→ What you have to do: Make an exact copy of all the entries, but do not reproduce the pictures.
Study material below:
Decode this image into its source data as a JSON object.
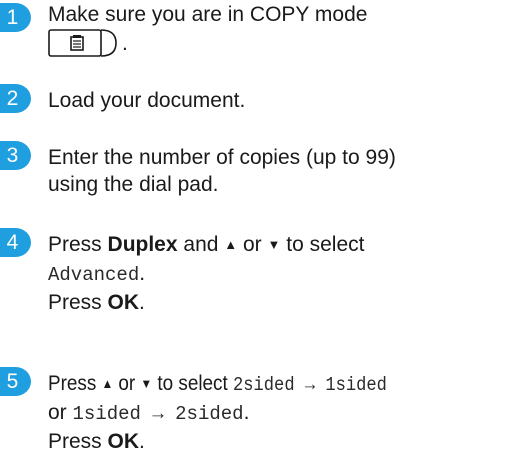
{
  "steps": [
    {
      "number": "1",
      "line1": "Make sure you are in COPY mode",
      "copy_key_icon": "copy-mode-key-icon",
      "line2_suffix": "."
    },
    {
      "number": "2",
      "text": "Load your document."
    },
    {
      "number": "3",
      "line1": "Enter the number of copies (up to 99)",
      "line2": "using the dial pad."
    },
    {
      "number": "4",
      "press": "Press",
      "key": "Duplex",
      "and": "and",
      "up": "▲",
      "or": "or",
      "down": "▼",
      "to_select": "to select",
      "option": "Advanced",
      "period": ".",
      "press2": "Press",
      "ok": "OK",
      "period2": "."
    },
    {
      "number": "5",
      "press": "Press",
      "up": "▲",
      "or": "or",
      "down": "▼",
      "to_select": "to select",
      "option1": "2sided → 1sided",
      "or2": "or",
      "option2": "1sided → 2sided",
      "period": ".",
      "press2": "Press",
      "ok": "OK",
      "period2": "."
    }
  ],
  "colors": {
    "step_badge": "#1f9fe0",
    "text": "#1a1a1a"
  }
}
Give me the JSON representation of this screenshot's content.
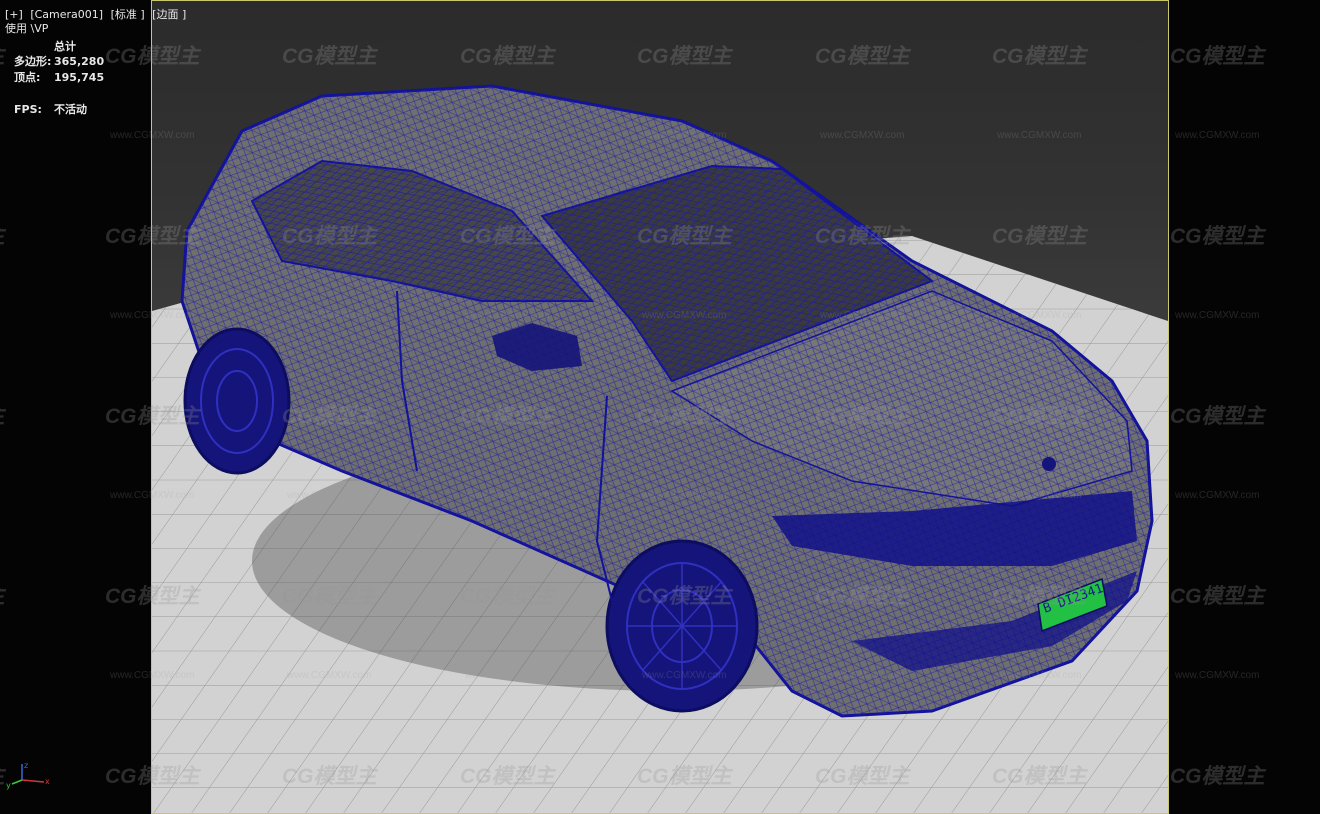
{
  "viewport": {
    "label_plus": "[+]",
    "label_camera": "[Camera001]",
    "label_shading": "[标准 ]",
    "label_display": "[边面 ]",
    "line2": "使用 \\VP"
  },
  "stats": {
    "header": "总计",
    "polygons_label": "多边形:",
    "polygons_value": "365,280",
    "vertices_label": "顶点:",
    "vertices_value": "195,745",
    "fps_label": "FPS:",
    "fps_value": "不活动"
  },
  "model": {
    "license_plate": "B DI2341",
    "wire_color": "#1a1aa8",
    "plate_color": "#22c043"
  },
  "watermark": {
    "brand": "CG模型主",
    "url": "www.CGMXW.com"
  },
  "axis": {
    "x": "x",
    "y": "y",
    "z": "z"
  }
}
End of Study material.
→ Response:
Decode this image into its source data as a JSON object.
{
  "steps": [
    {
      "number": "1",
      "line1": "Make sure you are in COPY mode",
      "copy_key_icon": "copy-mode-key-icon",
      "line2_suffix": "."
    },
    {
      "number": "2",
      "text": "Load your document."
    },
    {
      "number": "3",
      "line1": "Enter the number of copies (up to 99)",
      "line2": "using the dial pad."
    },
    {
      "number": "4",
      "press": "Press",
      "key": "Duplex",
      "and": "and",
      "up": "▲",
      "or": "or",
      "down": "▼",
      "to_select": "to select",
      "option": "Advanced",
      "period": ".",
      "press2": "Press",
      "ok": "OK",
      "period2": "."
    },
    {
      "number": "5",
      "press": "Press",
      "up": "▲",
      "or": "or",
      "down": "▼",
      "to_select": "to select",
      "option1": "2sided → 1sided",
      "or2": "or",
      "option2": "1sided → 2sided",
      "period": ".",
      "press2": "Press",
      "ok": "OK",
      "period2": "."
    }
  ],
  "colors": {
    "step_badge": "#1f9fe0",
    "text": "#1a1a1a"
  }
}
Give me the JSON representation of this screenshot's content.
{
  "viewport": {
    "label_plus": "[+]",
    "label_camera": "[Camera001]",
    "label_shading": "[标准 ]",
    "label_display": "[边面 ]",
    "line2": "使用 \\VP"
  },
  "stats": {
    "header": "总计",
    "polygons_label": "多边形:",
    "polygons_value": "365,280",
    "vertices_label": "顶点:",
    "vertices_value": "195,745",
    "fps_label": "FPS:",
    "fps_value": "不活动"
  },
  "model": {
    "license_plate": "B DI2341",
    "wire_color": "#1a1aa8",
    "plate_color": "#22c043"
  },
  "watermark": {
    "brand": "CG模型主",
    "url": "www.CGMXW.com"
  },
  "axis": {
    "x": "x",
    "y": "y",
    "z": "z"
  }
}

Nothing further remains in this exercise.